This year, RM Sotheby’s returned to its former venue, the Grimaldi Forum, the vast conference centre right on the eastern seafront. The place has a special meaning to me because it was here that I first commandeered the auctions back in 2010 then again 2012 and 2014 — and let me say, those were the days. Those sales were the highlights from my time at RM Sotheby’s. There’s never been a buzz quite like that in the room since then. I remember I sold the Ferrari 625 TRC Spider in 2012 for €5,040,000, but it wasn’t the price that was memorable – it was the bidding. The underbidder was on the phone against another telephone bidder and, much to his dismay, he lost out on the car — only later to find out that his wife held the winning bid. So although he didn’t technically buy the car in the room, he got it in the end, for his birthday!
From the 2014 auction, my clearest memory is the sale of the Ferrari 275 GTB/C for €5,712,000. I had been chasing the car for more than seven years and finally consigned it — a great satisfaction. And to be the person to sell it was truly memorable, the cherry on the cake being that David Gooding was the underbidder. Who doesn’t love a little collector car auction house rivalry?
This year, while RM Sotheby’s returned to its old venue, that same buzz was missing. I know everyone looks back at things through rose-tinted glasses, but I felt the room was more subdued this time around. Perhaps it’s a sign of the market — or maybe the 3:00pm start time. Personally, I would have held an evening sale and consigned fewer lots.
In comparison, Bonhams’ sale, held the previous Friday at 6:00pm, drew a more vibrant and energetic room. I believe that the later time, plus fewer lots, made it more exciting and easier for the auctioneer to hold the room’s attention. Sometimes less is more, and Bonhams proved that in Monaco despite a lower sales total.
Moving back to the UK, the former Aston Martin Works Sale, held by Bonhams, took place in Reading in conjunction with the Aston Martin Owners’ Club Spring Concours on June 2. There were more accessible cars on offer than in the past and, interestingly, 2 VEV was held back. It will be offered instead at Bonhams’ July Goodwood Festival of Speed auction, which looks mega. It’s probably the best selection of cars I’ve seen at Goodwood in recent years and I’m already looking forward to collecting my bidder’s paddle.

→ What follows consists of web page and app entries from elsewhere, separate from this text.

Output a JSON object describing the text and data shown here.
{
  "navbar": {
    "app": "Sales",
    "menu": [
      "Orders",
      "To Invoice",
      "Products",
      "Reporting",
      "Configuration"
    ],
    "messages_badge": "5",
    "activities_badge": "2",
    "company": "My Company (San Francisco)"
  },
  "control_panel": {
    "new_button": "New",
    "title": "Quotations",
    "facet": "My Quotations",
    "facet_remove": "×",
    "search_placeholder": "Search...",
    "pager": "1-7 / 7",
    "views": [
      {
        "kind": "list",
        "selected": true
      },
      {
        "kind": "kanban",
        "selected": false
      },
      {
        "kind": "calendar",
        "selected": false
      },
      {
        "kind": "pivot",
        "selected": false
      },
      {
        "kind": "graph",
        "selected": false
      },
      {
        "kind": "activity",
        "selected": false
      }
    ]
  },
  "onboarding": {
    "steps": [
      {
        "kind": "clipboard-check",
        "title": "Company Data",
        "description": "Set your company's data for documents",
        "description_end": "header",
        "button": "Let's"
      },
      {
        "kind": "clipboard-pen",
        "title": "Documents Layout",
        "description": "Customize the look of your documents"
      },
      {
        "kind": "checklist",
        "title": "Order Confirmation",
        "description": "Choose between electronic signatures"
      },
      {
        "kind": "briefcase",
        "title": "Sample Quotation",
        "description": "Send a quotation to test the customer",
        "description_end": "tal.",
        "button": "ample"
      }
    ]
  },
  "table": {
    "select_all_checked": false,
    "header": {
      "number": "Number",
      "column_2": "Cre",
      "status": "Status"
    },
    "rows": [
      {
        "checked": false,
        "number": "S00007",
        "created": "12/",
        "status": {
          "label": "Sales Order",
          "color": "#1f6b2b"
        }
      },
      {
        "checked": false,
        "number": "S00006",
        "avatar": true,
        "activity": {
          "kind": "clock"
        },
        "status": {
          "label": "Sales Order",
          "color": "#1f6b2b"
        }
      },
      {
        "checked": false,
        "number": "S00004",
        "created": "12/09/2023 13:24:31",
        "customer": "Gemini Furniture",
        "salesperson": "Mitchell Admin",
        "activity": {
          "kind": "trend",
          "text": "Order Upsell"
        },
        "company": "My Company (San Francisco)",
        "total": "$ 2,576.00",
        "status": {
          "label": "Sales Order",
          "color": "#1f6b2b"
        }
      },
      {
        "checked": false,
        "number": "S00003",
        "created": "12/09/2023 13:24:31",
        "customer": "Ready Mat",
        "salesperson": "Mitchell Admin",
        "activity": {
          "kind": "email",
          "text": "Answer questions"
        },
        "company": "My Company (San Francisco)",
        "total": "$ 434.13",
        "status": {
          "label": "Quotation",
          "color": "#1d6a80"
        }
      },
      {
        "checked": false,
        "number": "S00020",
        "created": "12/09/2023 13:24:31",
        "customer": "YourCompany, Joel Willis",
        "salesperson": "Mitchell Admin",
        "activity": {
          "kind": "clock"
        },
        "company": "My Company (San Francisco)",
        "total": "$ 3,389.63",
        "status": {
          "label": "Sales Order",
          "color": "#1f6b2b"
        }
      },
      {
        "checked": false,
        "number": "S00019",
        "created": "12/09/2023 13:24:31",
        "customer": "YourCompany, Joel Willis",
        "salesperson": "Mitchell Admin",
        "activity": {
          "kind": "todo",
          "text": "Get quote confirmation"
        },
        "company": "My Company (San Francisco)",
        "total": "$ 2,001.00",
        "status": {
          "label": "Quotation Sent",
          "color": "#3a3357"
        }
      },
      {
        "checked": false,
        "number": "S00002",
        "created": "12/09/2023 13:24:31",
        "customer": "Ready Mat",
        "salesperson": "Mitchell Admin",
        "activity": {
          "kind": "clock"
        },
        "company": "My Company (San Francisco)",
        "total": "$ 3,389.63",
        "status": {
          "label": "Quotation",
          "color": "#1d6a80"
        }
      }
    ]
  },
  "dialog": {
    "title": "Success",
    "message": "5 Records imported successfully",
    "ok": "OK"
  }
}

Max Girardo is the founder of classic car specialist Girardo & Co. Before that he spent 20 years in the classic car auction world, where he was the managing director and head auctioneer at RM Sotheby’s